Home | About Us | Current Issue | Ahead of print | Archives | Search | Instructions | Subscription | Feedback | Editorial Board | e-Alerts | Login 
Journal of Indian Association of Pediatric Surgeons
     Journal of Indian Association of Pediatric Surgeons
Official journal of the Indian Association of Pediatric Surgeons         
 Users Online:62 
  Print this page Email this page   Small font sizeDefault font sizeIncrease font size
 REVIEW ARTICLES
Year : 2005  |  Volume : 10  |  Issue : 4  |  Page : 217-228

Saga of Wilms' tumor: Lessons learnt from the past


1 Department of Pediatric Surgery, All India Institute of Medical Sciences, New Delhi, India
2 Yorkhill Childrens Hospital, Glasgow, United Kingdom

Correspondence Address:
Devendra K Gupta
Department of Pediatric Surgery, All India Institute of Medical Sciences, Ansari Nagar, New Delhi-110 029
India
Login to access the Email id

Source of Support: None, Conflict of Interest: None


DOI: 10.4103/0971-9261.19271

Rights and Permissions

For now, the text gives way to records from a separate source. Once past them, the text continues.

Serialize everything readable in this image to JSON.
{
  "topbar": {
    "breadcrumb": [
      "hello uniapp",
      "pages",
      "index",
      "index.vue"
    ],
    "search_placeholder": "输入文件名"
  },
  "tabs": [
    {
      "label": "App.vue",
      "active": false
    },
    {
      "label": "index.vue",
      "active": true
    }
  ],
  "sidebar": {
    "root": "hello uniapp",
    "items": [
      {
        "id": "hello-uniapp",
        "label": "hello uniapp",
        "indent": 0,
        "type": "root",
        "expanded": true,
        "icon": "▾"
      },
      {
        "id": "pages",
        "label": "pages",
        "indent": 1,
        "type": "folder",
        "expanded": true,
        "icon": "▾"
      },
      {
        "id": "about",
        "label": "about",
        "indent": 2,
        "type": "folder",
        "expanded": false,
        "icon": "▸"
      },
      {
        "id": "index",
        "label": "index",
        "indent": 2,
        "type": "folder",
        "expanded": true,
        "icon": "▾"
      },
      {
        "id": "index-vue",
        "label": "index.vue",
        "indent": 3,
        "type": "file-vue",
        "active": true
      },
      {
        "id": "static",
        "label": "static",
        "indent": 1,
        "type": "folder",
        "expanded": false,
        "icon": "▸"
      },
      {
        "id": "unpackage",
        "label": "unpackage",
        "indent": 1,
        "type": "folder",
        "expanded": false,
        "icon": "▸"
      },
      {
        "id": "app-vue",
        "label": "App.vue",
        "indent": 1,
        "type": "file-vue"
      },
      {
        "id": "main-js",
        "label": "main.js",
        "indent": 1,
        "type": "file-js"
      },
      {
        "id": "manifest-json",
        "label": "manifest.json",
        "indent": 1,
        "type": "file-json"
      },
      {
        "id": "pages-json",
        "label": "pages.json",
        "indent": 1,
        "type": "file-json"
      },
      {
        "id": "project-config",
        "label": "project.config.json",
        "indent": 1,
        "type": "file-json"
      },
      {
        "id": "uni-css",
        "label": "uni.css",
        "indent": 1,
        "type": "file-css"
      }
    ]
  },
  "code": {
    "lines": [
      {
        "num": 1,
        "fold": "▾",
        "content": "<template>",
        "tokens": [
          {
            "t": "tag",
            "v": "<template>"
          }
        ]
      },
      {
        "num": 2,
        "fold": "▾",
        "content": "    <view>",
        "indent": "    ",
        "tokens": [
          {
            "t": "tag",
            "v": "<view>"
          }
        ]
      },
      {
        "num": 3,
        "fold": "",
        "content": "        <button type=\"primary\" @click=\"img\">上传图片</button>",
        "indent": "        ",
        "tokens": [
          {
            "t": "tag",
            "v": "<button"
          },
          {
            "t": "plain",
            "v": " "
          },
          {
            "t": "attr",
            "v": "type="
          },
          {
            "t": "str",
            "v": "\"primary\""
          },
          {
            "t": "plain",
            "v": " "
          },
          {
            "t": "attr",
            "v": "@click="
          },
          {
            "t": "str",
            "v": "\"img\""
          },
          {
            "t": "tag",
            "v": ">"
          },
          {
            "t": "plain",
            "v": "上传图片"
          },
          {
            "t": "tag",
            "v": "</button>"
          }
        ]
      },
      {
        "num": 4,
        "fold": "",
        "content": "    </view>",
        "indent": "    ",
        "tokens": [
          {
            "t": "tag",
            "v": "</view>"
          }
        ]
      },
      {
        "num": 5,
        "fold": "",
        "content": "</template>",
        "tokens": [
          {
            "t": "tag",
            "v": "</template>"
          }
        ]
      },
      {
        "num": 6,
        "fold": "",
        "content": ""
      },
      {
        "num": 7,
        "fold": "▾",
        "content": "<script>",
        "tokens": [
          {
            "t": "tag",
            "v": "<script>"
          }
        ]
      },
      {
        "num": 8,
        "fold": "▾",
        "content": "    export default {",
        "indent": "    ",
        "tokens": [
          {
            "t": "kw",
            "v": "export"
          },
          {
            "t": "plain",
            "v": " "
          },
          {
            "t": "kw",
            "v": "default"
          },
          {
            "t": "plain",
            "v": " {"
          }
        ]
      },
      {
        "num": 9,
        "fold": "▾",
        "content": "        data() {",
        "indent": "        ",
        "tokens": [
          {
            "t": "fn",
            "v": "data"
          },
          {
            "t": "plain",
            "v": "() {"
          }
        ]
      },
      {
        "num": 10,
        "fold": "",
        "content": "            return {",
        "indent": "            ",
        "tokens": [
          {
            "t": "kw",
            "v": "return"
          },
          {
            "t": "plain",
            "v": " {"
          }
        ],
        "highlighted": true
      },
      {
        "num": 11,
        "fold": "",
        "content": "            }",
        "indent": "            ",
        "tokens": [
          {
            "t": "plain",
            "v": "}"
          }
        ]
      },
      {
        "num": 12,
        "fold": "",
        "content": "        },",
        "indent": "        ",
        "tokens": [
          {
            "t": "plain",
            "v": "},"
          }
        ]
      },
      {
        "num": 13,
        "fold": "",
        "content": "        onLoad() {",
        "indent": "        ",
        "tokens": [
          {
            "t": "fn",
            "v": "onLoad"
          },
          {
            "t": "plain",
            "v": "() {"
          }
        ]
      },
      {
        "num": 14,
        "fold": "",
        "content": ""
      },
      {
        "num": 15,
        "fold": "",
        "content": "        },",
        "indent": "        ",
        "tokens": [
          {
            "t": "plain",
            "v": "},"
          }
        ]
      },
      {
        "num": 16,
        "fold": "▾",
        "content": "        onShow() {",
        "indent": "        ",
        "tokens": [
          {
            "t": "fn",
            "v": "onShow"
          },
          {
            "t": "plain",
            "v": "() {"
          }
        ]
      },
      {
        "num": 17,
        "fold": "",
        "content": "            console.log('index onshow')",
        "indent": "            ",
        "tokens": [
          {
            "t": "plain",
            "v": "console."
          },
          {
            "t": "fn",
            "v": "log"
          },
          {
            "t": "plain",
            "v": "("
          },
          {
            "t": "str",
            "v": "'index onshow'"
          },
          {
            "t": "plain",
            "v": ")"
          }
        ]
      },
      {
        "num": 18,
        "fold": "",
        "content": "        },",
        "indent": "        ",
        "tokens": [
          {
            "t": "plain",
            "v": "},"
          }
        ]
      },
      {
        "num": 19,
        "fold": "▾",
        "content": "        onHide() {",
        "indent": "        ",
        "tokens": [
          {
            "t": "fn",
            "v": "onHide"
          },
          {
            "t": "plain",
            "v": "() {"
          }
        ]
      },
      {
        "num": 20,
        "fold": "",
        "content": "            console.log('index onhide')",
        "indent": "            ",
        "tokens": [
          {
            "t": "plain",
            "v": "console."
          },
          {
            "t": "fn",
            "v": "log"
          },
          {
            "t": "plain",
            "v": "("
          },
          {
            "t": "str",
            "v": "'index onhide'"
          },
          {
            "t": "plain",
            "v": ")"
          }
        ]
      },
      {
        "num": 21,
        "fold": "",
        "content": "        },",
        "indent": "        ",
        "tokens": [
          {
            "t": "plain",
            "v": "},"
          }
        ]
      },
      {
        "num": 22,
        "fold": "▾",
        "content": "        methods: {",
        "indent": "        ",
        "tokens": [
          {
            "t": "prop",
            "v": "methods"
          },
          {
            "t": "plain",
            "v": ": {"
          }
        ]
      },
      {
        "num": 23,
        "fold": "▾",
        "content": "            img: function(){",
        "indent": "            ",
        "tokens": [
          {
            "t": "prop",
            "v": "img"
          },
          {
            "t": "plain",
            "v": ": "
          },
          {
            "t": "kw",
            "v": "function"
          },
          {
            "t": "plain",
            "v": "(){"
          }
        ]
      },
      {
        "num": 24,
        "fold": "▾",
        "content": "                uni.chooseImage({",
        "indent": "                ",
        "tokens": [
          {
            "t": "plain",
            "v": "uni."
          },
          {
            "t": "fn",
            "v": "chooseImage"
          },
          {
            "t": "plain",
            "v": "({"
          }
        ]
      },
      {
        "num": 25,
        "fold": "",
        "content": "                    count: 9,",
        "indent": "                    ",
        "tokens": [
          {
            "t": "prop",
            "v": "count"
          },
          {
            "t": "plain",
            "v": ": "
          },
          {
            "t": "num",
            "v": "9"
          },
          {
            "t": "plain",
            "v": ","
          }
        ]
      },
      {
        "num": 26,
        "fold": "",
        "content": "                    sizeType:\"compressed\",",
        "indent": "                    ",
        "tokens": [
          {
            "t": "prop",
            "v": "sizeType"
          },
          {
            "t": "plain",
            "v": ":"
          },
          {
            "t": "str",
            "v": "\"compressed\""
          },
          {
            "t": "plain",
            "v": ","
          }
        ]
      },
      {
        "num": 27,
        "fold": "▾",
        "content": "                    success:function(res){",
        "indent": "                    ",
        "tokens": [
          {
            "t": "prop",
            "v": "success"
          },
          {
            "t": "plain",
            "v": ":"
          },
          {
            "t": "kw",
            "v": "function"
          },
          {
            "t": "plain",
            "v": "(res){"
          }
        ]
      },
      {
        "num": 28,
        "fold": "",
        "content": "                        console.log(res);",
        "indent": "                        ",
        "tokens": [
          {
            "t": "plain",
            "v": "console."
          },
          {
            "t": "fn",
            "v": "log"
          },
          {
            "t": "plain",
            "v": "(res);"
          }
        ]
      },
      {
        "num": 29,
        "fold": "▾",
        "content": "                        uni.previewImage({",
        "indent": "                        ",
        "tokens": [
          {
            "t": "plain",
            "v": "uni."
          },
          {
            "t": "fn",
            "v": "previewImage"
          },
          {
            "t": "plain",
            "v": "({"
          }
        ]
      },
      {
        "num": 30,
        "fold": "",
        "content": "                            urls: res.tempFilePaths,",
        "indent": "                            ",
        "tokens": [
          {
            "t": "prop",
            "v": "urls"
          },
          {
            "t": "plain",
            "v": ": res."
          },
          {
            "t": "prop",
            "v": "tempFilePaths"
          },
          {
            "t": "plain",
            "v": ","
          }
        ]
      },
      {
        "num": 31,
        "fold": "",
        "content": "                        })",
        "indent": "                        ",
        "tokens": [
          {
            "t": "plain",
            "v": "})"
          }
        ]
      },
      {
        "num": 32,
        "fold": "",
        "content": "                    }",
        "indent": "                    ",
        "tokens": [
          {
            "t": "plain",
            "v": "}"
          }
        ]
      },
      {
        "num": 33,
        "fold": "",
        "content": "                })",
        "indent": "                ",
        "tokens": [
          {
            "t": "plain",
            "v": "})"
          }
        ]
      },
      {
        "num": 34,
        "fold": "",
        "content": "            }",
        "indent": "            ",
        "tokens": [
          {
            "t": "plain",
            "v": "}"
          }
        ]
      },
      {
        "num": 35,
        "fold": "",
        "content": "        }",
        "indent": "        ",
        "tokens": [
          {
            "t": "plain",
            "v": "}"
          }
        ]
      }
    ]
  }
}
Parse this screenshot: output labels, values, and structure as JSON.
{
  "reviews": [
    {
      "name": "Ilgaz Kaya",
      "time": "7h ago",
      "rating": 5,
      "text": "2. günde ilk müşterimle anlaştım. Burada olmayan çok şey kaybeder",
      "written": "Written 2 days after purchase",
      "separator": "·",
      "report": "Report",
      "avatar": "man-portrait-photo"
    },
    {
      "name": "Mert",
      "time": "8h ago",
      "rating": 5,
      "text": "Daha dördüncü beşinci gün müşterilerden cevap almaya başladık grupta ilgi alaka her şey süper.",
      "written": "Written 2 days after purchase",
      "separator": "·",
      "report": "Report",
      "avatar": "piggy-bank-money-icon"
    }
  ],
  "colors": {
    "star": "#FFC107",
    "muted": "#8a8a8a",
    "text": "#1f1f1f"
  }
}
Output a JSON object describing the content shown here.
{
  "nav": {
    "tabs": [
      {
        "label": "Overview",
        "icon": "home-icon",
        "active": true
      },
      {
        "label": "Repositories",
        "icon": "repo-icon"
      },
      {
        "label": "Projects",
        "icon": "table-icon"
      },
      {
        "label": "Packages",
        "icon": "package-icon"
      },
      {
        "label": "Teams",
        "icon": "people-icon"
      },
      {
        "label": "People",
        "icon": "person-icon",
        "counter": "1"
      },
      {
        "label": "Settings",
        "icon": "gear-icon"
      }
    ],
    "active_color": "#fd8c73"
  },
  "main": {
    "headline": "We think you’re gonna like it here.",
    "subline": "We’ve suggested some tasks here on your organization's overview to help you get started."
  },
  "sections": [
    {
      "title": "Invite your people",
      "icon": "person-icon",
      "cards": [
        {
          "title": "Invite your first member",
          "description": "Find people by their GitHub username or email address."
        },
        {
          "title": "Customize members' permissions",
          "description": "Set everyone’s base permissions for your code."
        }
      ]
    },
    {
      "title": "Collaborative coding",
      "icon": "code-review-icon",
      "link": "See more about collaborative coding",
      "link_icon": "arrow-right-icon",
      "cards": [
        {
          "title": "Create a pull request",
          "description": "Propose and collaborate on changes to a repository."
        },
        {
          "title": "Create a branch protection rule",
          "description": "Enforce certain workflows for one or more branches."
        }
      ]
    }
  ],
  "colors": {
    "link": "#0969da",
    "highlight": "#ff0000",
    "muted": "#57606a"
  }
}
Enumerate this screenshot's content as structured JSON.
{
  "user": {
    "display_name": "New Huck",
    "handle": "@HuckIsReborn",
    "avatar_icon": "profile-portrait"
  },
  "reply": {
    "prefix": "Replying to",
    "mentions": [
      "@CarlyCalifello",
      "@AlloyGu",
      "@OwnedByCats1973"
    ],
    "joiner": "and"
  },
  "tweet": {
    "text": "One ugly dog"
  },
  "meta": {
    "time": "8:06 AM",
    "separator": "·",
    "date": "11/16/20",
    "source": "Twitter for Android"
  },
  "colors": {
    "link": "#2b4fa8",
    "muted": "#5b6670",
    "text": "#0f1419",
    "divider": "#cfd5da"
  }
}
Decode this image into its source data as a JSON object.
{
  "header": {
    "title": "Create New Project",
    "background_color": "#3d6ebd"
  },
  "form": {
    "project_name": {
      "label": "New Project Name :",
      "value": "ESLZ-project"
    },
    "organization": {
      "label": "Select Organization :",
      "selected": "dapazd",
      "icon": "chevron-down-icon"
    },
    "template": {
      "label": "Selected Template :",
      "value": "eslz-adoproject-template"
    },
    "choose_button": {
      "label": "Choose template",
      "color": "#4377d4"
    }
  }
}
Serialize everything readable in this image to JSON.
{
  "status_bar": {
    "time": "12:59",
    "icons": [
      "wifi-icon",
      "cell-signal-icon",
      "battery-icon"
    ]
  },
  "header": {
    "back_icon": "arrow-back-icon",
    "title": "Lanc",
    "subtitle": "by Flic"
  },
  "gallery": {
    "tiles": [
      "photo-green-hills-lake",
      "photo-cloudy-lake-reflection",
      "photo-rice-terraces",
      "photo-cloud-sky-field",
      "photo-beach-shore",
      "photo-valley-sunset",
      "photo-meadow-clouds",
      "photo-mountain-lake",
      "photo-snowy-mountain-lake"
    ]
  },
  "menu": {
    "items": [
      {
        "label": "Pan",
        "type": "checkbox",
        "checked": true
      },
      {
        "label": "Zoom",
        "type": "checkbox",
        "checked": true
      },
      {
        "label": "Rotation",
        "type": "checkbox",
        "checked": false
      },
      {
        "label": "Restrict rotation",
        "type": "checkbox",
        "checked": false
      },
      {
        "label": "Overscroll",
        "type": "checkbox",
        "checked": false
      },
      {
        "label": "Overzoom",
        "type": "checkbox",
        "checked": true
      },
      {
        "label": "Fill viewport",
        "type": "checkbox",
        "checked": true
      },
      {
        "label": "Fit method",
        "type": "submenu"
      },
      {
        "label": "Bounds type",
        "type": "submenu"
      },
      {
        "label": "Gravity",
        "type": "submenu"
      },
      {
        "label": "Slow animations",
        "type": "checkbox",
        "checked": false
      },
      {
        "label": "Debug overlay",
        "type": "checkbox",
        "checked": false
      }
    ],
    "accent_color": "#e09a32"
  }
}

Wilms' tumor (WT) represents 6% of childhood cancers. Recent advances in molecular biology have significant implications for the clinical management. A dramatic improvement in overall cure has resulted from the adoption of multimodality treatment during the past few decades. National Wilms' Tumor Study (NWTS), and the Sociιtι Internationale d'Oncologie Pιdiatrique (SIOP) have laid down the guidelines for standardized treatment of WT, though differing in the diagnostic and therapeutic approach. Both these groups currently aim at intensifying treatment for patients with poor prognosticators while appropriating the therapy to reduce long-term complications for those with favorable prognostic features. Challenges faced in developing nations include poverty, malnutrition, ignorance, and presentation in advanced stages coupled with limited facilities that are necessary for total management of these cases. In this article, we have discussed our approach to deal with patients with nephroblastoma, reviewed the literature on the current management strategies and the long-term outcome. Most countries have adopted the NWTS protocols, while others especially in Europe, South America and some Asian countries follow the SIOP regimen. Both have their advantages and weaknesses and maynot necessarily be suitable to the setup in developing countries. We have discussed the controversial issues in the management of WT including the timing of biopsy, type of biopsy, investigative approach, role of chemotherapy / radiotherapy, management of bilateral Wilms' tumor and parenchymal sparing renal surgery. Despite deviating from NWTS at various points, the overall results have remained satisfactory. Thus, developing countries might adopt their own protocols depending on the prevalent situations and facilities available to them to treat such patients.






[FULL TEXT] [PDF]*


        
Print this article     Email this article
 Next article
 Previous article
 Table of Contents

 Similar in PUBMED
   Search Pubmed for
   Search in Google Scholar for
 Related articles
 Citation Manager
 Access Statistics
 Reader Comments
 Email Alert *
 Add to My List *
 * Requires registration (Free)
 

 Article Access Statistics
    Viewed16647    
    Printed237    
    Emailed8    
    PDF Downloaded470    
    Comments [Add]    
    Cited by others 5    

Recommend this journal

 


Contact us | Sitemap | Advertise | What's New | Copyright and Disclaimer 

 © 2005 - Journal of Indian Association of Pediatric Surgeons | Published by Wolters Kluwer - Medknow 

Online since 1st May '05